Every type of surface uses the same inside-outside test. In fact, it is nearly as hard to clip with a plane as it is with a triangle. Planar clipping can be achieved by testing the sign of “V dot N + D”, where N and D are properties of the plane(normal and offset). Triangle reconstruction occurs by determining the line segment of intersection with the plane, and taking the positively valued vertices and joining them with the vertices on the line segment, (which have interpolated values for the other vertex properties based on the shading model).

Clipping to a triangle, begins identically to planar clipping. During triangle reconstruction, the line segment of intersection of the plane is intersected with the clip-triangle. If no intersection occurs the data-triangle is passed whole. If the interection is contained entirely with the triangle, the data-trianfle is clipped as the plane. In the final case, the line segment is intersected to the side of the triangle, and the data triangle is split into two triangles. One which is passed whole, the other intersected to the plane.
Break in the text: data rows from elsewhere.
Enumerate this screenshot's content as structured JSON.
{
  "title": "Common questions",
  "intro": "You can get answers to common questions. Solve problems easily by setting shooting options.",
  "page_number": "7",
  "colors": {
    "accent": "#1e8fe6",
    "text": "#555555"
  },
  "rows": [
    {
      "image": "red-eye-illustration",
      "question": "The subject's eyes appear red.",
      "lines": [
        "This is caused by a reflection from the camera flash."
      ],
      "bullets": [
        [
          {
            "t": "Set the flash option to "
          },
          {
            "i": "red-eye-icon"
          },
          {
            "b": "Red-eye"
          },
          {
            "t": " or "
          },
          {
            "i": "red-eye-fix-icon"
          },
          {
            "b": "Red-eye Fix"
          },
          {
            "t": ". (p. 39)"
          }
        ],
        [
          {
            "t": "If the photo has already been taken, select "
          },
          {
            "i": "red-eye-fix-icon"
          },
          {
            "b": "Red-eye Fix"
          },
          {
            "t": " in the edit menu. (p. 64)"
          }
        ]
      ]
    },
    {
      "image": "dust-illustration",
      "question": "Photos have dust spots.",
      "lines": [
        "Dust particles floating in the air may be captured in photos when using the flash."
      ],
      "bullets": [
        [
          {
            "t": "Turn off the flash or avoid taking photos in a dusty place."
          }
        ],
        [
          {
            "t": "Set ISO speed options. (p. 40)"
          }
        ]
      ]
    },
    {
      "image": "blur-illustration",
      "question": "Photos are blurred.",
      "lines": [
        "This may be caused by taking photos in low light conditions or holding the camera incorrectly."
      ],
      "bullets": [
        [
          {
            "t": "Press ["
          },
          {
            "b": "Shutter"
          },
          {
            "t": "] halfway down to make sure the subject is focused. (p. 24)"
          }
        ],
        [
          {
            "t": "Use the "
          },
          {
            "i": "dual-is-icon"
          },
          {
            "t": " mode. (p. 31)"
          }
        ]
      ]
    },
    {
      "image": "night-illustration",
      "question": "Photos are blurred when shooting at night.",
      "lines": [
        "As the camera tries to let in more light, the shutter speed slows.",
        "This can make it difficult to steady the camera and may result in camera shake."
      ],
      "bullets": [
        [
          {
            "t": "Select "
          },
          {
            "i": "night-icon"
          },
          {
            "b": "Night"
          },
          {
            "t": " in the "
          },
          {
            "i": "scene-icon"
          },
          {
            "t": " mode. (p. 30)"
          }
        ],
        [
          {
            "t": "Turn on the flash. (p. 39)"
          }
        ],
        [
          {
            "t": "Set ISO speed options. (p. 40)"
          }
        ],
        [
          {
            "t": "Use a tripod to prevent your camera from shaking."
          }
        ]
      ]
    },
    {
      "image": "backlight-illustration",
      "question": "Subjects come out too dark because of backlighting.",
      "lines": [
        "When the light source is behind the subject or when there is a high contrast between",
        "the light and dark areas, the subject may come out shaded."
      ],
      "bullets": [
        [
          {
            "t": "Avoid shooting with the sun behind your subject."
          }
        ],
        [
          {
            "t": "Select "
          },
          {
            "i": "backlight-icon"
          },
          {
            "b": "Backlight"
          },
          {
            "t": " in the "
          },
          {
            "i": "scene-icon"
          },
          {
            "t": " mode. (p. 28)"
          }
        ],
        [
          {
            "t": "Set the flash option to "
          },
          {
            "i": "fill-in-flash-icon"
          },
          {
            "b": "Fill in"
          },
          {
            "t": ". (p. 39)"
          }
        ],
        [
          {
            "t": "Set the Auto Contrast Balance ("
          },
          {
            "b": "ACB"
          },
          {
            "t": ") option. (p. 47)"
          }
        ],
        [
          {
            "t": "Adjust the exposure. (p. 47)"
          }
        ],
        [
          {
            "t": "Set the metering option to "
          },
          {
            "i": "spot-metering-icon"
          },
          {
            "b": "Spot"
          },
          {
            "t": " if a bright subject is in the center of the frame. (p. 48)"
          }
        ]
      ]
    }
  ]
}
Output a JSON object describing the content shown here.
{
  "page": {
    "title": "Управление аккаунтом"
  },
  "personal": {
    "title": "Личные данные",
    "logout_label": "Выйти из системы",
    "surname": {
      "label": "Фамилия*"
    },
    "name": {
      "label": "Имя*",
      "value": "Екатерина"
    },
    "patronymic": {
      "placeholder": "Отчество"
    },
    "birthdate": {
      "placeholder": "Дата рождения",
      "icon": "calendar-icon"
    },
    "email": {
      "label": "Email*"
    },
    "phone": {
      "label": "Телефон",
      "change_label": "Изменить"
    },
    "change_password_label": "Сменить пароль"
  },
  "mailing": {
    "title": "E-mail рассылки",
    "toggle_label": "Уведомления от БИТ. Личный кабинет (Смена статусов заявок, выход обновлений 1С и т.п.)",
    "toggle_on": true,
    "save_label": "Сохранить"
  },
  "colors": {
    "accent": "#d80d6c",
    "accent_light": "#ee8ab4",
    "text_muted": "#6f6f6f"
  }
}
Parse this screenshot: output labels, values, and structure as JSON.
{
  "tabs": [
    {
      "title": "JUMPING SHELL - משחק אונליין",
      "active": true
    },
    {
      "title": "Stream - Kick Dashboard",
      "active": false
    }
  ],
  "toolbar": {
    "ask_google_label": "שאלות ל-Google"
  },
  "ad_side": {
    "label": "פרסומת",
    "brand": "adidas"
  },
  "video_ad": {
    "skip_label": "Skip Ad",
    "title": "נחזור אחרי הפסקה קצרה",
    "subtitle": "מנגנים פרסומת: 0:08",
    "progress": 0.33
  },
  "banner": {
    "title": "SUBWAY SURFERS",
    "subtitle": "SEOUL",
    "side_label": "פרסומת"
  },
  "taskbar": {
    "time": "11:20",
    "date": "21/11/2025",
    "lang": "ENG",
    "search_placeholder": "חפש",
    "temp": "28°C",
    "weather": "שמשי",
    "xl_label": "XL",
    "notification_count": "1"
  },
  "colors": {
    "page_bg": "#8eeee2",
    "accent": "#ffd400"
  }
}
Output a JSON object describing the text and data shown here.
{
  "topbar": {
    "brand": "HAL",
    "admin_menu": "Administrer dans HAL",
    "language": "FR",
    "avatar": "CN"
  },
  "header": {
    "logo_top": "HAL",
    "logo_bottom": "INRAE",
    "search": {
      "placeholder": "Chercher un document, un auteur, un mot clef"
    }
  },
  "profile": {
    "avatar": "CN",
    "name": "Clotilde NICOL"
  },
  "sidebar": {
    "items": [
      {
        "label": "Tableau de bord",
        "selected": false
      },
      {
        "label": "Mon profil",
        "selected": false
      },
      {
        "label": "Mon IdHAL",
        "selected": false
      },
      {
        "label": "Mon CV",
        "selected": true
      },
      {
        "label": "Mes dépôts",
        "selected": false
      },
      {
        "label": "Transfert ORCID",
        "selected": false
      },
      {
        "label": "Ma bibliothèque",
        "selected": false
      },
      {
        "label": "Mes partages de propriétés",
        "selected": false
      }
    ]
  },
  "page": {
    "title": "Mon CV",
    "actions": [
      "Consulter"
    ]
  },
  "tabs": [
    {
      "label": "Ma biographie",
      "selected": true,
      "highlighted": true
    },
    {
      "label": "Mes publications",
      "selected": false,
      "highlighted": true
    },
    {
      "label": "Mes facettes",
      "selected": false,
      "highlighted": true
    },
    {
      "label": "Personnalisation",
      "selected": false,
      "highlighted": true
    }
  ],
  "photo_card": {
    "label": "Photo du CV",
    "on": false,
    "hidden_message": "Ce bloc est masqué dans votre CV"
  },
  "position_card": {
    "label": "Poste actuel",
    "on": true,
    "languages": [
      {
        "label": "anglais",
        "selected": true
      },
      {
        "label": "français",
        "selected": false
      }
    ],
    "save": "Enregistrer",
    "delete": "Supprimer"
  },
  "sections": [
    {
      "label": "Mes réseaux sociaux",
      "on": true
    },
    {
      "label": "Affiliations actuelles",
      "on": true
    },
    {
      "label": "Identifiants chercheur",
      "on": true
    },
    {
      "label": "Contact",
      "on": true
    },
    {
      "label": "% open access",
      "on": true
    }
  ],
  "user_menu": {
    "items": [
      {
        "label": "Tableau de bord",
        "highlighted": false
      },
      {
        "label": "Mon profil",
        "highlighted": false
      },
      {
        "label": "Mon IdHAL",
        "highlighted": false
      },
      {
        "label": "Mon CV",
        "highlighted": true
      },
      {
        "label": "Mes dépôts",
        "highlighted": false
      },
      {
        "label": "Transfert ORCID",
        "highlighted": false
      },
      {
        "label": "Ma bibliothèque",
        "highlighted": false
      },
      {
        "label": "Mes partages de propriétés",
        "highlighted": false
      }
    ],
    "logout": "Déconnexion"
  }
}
I don’t know if the plane-clipping is done in hardware. I assume it is, as otherwise there would be 3 transfers of vertex data between system and hardware. If it is in hardware, triangle-clipping can be done in hardware using about the same amount of circuitry as the plane-clipping, and no more than twice as many clock-ticks. Ideally they would be integrated into the same unit, and then there would be minimal change to the current hardware.

The real problem depends on the amount of triangles and planes used in clipping. Given that the current rendering rate is at 6 clippers, the time spent in this section increases linearly with the number of clippers; using a naive hardware implementation. Better performance can be achieved by using effective space-partitioning, and determining nodes of influence for each clipper. Then the problem grows only as the spatial complexity of the clip-space, and the logarithm of the number of of clippers. It may be the case that software may run faster than hardware for a few years, but this is supposed to be a forward looking forum.

If I wanted to get something incorporated now, I would use the following:

[ul][li] State Variable:Description:Attribute Group:Initial Value:Get Command[*] GL_CLIP_TRIANGLEi user clip-triangle coordinates transform (0,0,0,0,0,0,0,0,0) glGetClipTriangle()[*] GL_CLIP_TRIANGLEi ith user clipping triangle enabled transform_enable GL_FALSE glIsEnabled()[/ul][/li][ul][li] New Functions[*] void glClipTriangle(GLenum target, GLdouble* coordinates)[*] void glGetClipTriangle(GLenum target, GLdouble* coordinates)[/ul][/li]

This only a baby-step toward the functionality I had previously described.

too complicated to implement in a fragment vertex program

I worry more about making errors, than about the complexity of any single conversion. It is a repetitive process, and just because I(or any one person in particular) can do it correctly, vehemently does not mean that any programmer user of openGL can do the same. And even I(or that particular person) will(not might) make a mistake in some conversion sometime. I strongly believe the conversion should be automated (say via an openGL API).

Ideally, I would like to be able to use code like the following.

name = glGenClips(1);

glNewClip(name);

//Geometry calls to form clip-surface

glEndList();

glEnableClip(name);

// work

valid = glIsClip(some_name);

glDisableClip(name);

//finish work

glDeleteClips(name, 1);

This way I do not have to reinvent the triangle every time I need to make a clip surface.

Volume clipping is a little more complicated. The same inside/outside tests occur, but in world-space instead of view-space. The same mechanism for triangle reconstruction as used in surface clipping can be used here.